Ruby bindings for CGLM, a high performance math library for OpenGL.

CGLM provides support for SIMD on CPUs that support it in order to deliver better performance. This requires the variables to be aligned to 8-, 16- and 32-byte boundaries, but this gem automatically handles this requirement so you don't have to think about that.

CGLM sports the following features:

  • general purpose matrix operations (mat4, mat3)
  • general purpose vector operations (cross, dot, rotate, proj, angle...)
  • affine transforms
  • matrix decomposition (extract rotation, scaling factor)
  • optimized affine transform matrices (mul, rigid-body inverse)
  • camera (lookat)
  • projections (ortho, perspective)
  • quaternions
  • euler angles / yaw-pitch-roll to matrix
  • extract euler angles
  • frustum (extract view frustum planes, corners...)
  • bounding box (AABB in Frustum (culling), crop, merge...)
  • project, unproject

(Note: A few other features are available in the original C library, such as optional in-lining of all functions, which don't really translate to Ruby gems -- although such features are used by the code for the gem itself.)


Add this line to your application's Gemfile:

gem 'cglm'

And then execute:

$ bundle

Or install it yourself as:

$ gem install cglm


Include the CGLM module, or use the classes it defines directly:

include CGLM

a =
b =[1, 0, 0])

proj = Mat4.perspective(fovy: Math::PI / 4, aspect: 640.0 / 480.0)
view = Mat4.rotate([0, 1, 0], PI_4)
model = Mat4.translate([34, 57, 36]))
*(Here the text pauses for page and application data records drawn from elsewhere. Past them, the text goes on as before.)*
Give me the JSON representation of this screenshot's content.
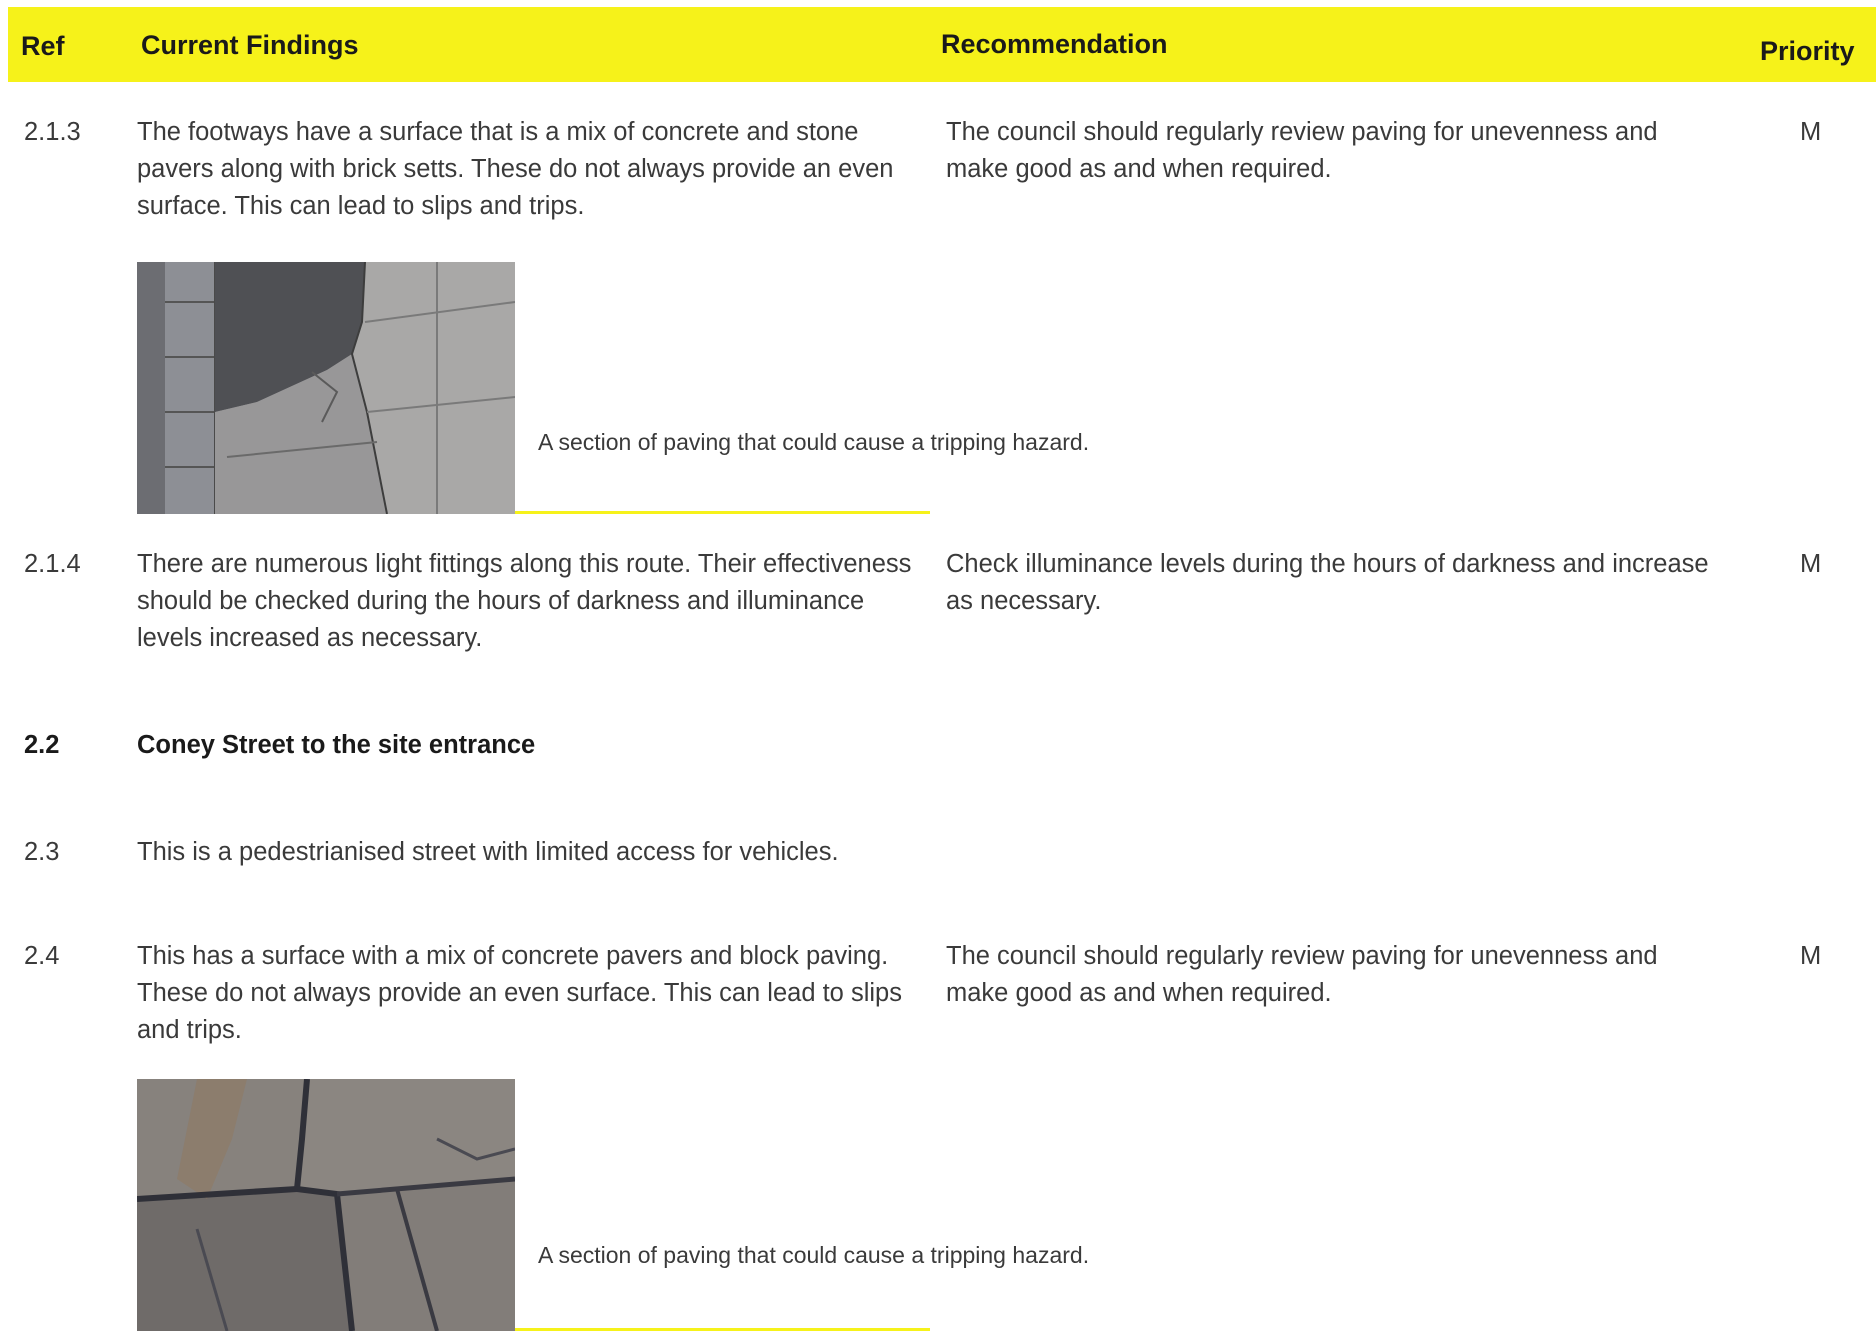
{
  "header": {
    "ref": "Ref",
    "findings": "Current Findings",
    "recommendation": "Recommendation",
    "priority": "Priority"
  },
  "rows": [
    {
      "ref": "2.1.3",
      "findings": "The footways have a surface that is a mix of concrete and stone pavers along with brick setts. These do not always provide an even surface. This can lead to slips and trips.",
      "recommendation": "The council should regularly review paving for unevenness and make good as and when required.",
      "priority": "M",
      "caption": "A section of paving that could cause a tripping hazard."
    },
    {
      "ref": "2.1.4",
      "findings": "There are numerous light fittings along this route. Their effectiveness should be checked during the hours of darkness and illuminance levels increased as necessary.",
      "recommendation": "Check illuminance levels during the hours of darkness and increase as necessary.",
      "priority": "M"
    },
    {
      "ref": "2.2",
      "findings": "Coney Street to the site entrance"
    },
    {
      "ref": "2.3",
      "findings": "This is a pedestrianised street with limited access for vehicles."
    },
    {
      "ref": "2.4",
      "findings": "This has a surface with a mix of concrete pavers and block paving. These do not always provide an even surface. This can lead to slips and trips.",
      "recommendation": "The council should regularly review paving for unevenness and make good as and when required.",
      "priority": "M",
      "caption": "A section of paving that could cause a tripping hazard."
    }
  ]
}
mvp = proj * view * model

This gem provides two basic variants for almost every operation. Let's use Vec3#add as an example. You can use the intuitive syntax:

result = a + b

This will work just fine, returning a new Vec3. Or, in performance-critical situations, you may wish to directly specify a destination to place the result in:

result =
loop do
  # avoid allocating a new Vec3 by reusing result
  a.add(b, result)

The second syntax is perhaps a little less intuitive, but avoids creation of extra objects (because you specify them yourself), so you can more easily control your memory and garbage collection costs.

There are too many methods to list here, so you are encouraged to check out the project documentation.


After checking out the repo, run bin/setup to install dependencies. Then, run rake test to run the tests. You can also run bin/console for an interactive prompt that will allow you to experiment.

To install this gem onto your local machine, run bundle exec rake install. To release a new version, update the version number in version.rb, and then run bundle exec rake release, which will create a git tag for the version, push git commits and tags, and push the .gem file to


Bug reports and pull requests are welcome on GitHub at


The gem is available as open source under the terms of the MIT License.